Jordan Ballor kindly asked me to offer a few words in response to this question, as I made it an area of expertise during the previous Administration. I’ve been working up to writing something more formal, but I’ll begin by thinking aloud here, as well as at my my home blog.

Without further ado, here’s what I posted over there:

By now, you’ve probably heard about the President’s attempt to tweak the initiative, renaming the office and expanding somewhat its mandate. If you leave aside the breathless media accounts of his efforts, the most measured response I’ve seen is this one, written by two prominent evangelicals long involved in these issues.

Candidate Obama called for an “all hands on deck” approach to our social problems, with government as the senior partner and the payer of the piper. He said much about the evils of religious discrimination and not much about the wonders of religious freedom. That was disheartening and led me to fear that he would follow the lead of his erstwhile Congressional colleagues and sacrifice religious hiring rights on the altar of equality. He may still do that, but not in one swell foop. Instead, we’re told, the new Office of Faith-Based and Neighborhood Partnerships (so different from the Office of Faith-Based and Community Initiatives!) will consult with the Department of Justice about the law and these rights on a case-by-case basis. Perhaps, then, the Obama Administration will nibble away at religious hiring rights somewhat out of the limelight, avoiding the public repudiation of them embraced by candidate Obama. And I have a hard time believing that the President will spend any political chips resisting the efforts of Congressional Democrats to promote equality and non-discrimination at the expense of religious liberty.

In other words, I think that the President is trying to extend his honeymoon a bit, but that, in the end, the only deckhands he’ll really welcome are those who are willing to serve secular governmental ends in a secular governmental way.

One last point: the new head of the OFBNP, Joshua DuBois, seems to get high marks from everyone. I can’t speak from any experience of him, up close or at a distance, which is only to say that he wasn’t involved in the substance of these issues during the Bush Administration. I will note that he comes to this position from the political side of Obama’s life (is there any other?) and that he lacks the stature and long-standing experience with faith-based social services that all those associated with the Bush Administration efforts had. Perhaps this is a good thing, on some level, for if this version of the faith-based initiative is closer to the political heart of the Obama Administration, perhaps folks outside the OBNP will take it seriously, which seemed always to be the problem in the Bush Administration.

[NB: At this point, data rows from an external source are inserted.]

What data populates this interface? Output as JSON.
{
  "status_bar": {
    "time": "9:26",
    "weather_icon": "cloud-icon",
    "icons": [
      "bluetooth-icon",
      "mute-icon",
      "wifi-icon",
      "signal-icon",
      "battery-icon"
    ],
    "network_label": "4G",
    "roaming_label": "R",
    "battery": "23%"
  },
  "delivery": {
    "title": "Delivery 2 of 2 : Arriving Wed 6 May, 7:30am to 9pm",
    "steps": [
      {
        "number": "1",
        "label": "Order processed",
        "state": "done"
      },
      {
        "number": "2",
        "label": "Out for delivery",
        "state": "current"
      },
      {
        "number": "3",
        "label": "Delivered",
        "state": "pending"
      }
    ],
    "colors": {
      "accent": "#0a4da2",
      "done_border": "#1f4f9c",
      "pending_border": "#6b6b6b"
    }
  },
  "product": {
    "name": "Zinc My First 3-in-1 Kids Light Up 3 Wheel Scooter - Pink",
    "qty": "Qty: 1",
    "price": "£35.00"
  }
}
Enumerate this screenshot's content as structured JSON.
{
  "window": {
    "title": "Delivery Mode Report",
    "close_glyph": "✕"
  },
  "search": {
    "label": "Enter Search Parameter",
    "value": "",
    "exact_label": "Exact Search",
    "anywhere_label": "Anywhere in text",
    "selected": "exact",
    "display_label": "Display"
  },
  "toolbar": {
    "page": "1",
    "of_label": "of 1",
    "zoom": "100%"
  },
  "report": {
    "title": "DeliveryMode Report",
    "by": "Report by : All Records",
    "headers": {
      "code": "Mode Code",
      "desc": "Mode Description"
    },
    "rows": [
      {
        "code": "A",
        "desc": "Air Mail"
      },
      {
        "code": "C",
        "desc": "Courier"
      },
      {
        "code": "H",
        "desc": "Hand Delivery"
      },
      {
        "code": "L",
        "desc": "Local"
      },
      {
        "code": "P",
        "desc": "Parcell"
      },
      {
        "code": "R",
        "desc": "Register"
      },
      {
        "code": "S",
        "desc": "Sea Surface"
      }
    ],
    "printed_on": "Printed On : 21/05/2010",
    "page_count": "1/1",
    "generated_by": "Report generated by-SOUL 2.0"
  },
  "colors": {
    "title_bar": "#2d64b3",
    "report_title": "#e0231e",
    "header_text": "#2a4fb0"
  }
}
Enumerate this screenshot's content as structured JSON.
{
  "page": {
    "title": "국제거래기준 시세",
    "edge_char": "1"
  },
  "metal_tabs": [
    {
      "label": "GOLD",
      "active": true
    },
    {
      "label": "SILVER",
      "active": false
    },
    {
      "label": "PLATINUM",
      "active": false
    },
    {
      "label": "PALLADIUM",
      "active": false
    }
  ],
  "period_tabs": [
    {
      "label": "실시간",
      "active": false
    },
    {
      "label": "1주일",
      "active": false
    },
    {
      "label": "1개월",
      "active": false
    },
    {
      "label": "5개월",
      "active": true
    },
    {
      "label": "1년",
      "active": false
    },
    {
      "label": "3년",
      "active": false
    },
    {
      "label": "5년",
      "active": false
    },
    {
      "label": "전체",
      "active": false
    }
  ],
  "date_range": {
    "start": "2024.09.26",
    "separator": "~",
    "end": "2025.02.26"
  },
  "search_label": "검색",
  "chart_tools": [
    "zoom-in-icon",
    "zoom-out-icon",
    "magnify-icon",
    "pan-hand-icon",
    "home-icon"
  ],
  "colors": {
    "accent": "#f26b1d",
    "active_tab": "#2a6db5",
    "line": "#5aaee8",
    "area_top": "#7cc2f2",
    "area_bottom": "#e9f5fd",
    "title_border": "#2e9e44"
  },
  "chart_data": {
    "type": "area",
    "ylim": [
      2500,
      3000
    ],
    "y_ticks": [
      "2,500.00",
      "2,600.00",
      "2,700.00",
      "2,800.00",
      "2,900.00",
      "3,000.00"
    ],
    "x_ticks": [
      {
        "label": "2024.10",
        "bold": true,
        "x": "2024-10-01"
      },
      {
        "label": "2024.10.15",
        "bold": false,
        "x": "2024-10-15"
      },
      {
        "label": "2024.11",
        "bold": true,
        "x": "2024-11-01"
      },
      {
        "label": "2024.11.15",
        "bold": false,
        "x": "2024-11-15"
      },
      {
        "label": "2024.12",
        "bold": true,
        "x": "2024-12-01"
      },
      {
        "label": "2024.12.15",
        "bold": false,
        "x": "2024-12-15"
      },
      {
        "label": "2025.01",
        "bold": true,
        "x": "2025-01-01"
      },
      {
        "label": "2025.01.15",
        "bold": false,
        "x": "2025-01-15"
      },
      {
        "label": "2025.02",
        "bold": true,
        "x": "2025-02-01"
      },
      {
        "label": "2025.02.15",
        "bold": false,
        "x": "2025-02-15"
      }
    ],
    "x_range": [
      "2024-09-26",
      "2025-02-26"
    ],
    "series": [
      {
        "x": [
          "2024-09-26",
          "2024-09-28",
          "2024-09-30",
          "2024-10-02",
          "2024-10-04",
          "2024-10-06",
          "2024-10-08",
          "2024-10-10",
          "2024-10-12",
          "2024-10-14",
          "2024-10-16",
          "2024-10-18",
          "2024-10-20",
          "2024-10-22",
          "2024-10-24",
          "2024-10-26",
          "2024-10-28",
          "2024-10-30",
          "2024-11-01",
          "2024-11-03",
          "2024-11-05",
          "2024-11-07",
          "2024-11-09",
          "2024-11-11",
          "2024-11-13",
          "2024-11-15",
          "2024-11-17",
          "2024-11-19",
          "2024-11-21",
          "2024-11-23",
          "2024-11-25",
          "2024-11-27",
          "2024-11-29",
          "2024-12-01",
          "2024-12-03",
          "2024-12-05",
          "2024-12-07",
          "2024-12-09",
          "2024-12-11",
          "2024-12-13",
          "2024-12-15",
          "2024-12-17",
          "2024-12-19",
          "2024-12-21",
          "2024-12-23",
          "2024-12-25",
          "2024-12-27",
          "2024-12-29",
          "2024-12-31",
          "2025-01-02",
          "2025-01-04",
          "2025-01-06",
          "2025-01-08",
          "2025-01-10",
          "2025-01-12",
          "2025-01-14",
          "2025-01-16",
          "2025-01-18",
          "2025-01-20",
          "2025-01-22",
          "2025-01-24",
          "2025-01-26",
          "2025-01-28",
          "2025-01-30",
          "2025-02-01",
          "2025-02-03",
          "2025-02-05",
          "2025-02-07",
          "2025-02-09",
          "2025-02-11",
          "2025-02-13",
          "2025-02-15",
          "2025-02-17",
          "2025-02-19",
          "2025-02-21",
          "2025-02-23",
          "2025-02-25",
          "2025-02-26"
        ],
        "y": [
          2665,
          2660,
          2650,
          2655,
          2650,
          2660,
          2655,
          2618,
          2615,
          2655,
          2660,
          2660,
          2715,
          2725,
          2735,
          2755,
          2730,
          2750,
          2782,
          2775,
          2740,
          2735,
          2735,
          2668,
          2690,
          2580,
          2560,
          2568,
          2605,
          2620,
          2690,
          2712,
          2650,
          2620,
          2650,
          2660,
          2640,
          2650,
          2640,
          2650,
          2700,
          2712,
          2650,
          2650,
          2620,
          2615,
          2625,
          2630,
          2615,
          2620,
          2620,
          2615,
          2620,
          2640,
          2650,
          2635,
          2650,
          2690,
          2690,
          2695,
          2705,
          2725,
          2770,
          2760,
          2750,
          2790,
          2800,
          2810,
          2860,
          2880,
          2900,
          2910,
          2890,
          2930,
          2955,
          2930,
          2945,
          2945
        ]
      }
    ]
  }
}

But then let’s not delude ourselves about the nature of this initiative: its goal seems above all to be to keep the religious Left engaged (as opposed to enraged) and to charm those theologically and socially conservative evangelicals who are charmable.

We’re facing a genuine challenge to religious liberty here, one that can’t be managed just by withdrawing from government’s embrace. This government will almost inevitably embrace more and more, likely trying to dominate its partners and crowding out those who are reluctant to play.

And lest you think that this Bush Administration stepchild is the only program at risk, watch closely to see what President Obama’s actions reveal about how he’ll deal with other issues in which government and religion intersect. Consider, for example, how his Adminstration will treat healthcare providers who have conscientious objections to certain medical procedures and how it will regard those who have scruples about same-sex marriage. Stated another way, I’d bet that claims couched in the language of equality will almost always win out over those phrased in the language of liberty.

I’ll be watching.